On Fri, 29 Aug 2014 17:11:35 -0400, Donald Stufft email@example.com wrote:
Sorry I was on my phone and didn’t get to fully reply to this.
On Aug 29, 2014, at 4:00 PM, M.-A. Lemburg firstname.lastname@example.org wrote:
It would be good to be able to switch this on or off without having to change the code, e.g. via a command line switch and environment variable; perhaps even controlling whether or not to raise an exception or warning.
I’m on the fence about this, if someone provides a certificate that we can validate against (which can be done without touching the code) then the only thing that really can’t be “fixed” without touching the code is if someone has a certificate that is otherwise invalid (expired, not yet valid, wrong hostname, etc). I’d say if I was voting on this particular thing I’d be -0, I’d rather it didn’t exist but I wouldn’t cry too much if it did.

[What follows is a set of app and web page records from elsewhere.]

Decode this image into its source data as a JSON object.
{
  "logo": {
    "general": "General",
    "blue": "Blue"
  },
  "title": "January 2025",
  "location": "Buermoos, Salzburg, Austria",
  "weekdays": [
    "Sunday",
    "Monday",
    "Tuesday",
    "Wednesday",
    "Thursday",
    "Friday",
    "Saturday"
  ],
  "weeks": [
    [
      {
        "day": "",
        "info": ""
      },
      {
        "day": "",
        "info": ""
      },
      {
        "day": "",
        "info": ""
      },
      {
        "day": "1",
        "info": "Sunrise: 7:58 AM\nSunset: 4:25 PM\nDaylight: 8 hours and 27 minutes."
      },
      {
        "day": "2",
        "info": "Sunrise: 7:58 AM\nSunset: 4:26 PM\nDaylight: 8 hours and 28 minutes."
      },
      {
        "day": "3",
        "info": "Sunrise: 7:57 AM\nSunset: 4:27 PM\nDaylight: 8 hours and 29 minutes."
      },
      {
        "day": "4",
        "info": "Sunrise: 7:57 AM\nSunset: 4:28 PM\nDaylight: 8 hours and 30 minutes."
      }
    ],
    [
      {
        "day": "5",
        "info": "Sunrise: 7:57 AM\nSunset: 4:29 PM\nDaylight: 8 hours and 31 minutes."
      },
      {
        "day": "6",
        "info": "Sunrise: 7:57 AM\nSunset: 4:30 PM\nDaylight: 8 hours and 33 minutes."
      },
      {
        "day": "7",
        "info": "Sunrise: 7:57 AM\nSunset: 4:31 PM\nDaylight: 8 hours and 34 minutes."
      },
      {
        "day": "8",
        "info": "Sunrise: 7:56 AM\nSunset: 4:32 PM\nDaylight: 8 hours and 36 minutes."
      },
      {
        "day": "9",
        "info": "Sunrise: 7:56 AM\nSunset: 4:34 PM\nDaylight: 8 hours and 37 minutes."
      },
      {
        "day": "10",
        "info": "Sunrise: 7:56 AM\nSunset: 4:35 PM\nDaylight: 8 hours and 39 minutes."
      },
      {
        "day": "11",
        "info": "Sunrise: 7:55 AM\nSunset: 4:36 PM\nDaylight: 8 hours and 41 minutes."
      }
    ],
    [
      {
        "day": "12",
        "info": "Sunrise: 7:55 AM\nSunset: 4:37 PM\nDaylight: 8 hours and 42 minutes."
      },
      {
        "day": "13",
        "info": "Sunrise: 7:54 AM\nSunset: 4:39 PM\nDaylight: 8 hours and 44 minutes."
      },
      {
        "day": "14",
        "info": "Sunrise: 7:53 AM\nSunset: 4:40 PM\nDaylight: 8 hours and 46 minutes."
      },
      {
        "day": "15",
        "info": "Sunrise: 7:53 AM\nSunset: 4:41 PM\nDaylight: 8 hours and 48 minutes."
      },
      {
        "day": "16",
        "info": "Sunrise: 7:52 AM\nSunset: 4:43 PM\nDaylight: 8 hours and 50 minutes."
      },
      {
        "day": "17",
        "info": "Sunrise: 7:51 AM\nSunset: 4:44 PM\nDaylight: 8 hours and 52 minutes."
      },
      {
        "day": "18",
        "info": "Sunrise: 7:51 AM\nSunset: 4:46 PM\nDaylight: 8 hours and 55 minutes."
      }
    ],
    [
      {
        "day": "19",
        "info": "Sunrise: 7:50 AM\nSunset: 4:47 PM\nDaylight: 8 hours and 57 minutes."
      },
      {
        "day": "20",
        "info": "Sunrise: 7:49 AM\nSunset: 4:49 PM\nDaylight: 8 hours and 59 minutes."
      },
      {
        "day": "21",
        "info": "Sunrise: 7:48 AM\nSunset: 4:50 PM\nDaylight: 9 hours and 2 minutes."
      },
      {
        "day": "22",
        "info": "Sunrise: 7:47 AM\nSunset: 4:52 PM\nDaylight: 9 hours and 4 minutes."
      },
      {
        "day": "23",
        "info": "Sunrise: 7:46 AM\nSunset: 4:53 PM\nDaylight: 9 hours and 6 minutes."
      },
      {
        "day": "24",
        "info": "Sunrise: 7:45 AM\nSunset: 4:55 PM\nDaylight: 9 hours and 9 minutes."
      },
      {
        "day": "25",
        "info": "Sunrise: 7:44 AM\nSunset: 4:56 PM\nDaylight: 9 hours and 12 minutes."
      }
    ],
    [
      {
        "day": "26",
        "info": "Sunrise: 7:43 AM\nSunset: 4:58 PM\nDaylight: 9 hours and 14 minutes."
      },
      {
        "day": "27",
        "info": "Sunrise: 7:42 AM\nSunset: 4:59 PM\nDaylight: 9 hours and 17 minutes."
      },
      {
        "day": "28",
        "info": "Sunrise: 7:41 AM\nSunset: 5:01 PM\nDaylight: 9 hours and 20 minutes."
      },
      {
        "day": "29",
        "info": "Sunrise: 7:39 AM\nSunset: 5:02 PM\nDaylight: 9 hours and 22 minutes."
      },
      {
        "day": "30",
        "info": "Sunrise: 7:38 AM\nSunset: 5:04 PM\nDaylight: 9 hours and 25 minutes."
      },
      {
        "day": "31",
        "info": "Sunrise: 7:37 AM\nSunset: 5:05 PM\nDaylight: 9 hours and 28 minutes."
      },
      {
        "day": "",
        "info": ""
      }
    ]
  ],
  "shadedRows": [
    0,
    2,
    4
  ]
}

Especially if you want an accelerated change, there must be a way to *easily* get back to the previous behavior, or we are going to catch a lot of flack. There may be only 7% of public certs that are problematic, but I'd be willing to bet you that there are more not-really-public ones that are critical to day to day operations *somewhere* :)

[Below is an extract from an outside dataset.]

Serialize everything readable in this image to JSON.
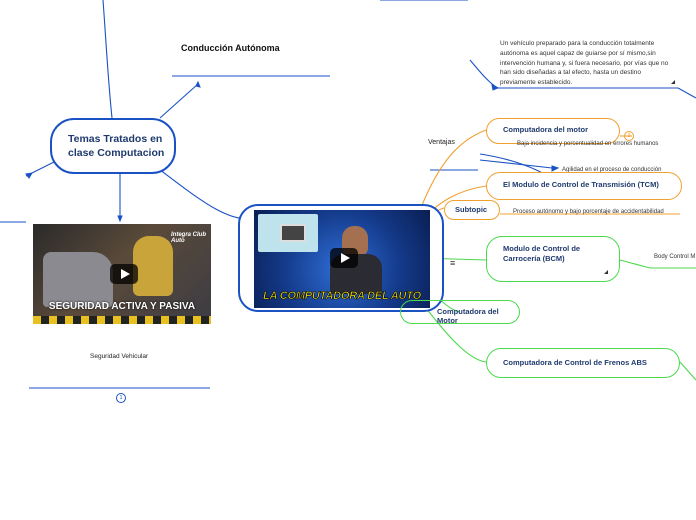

wget and curl have 'ignore validation' as a command line flag for a reason.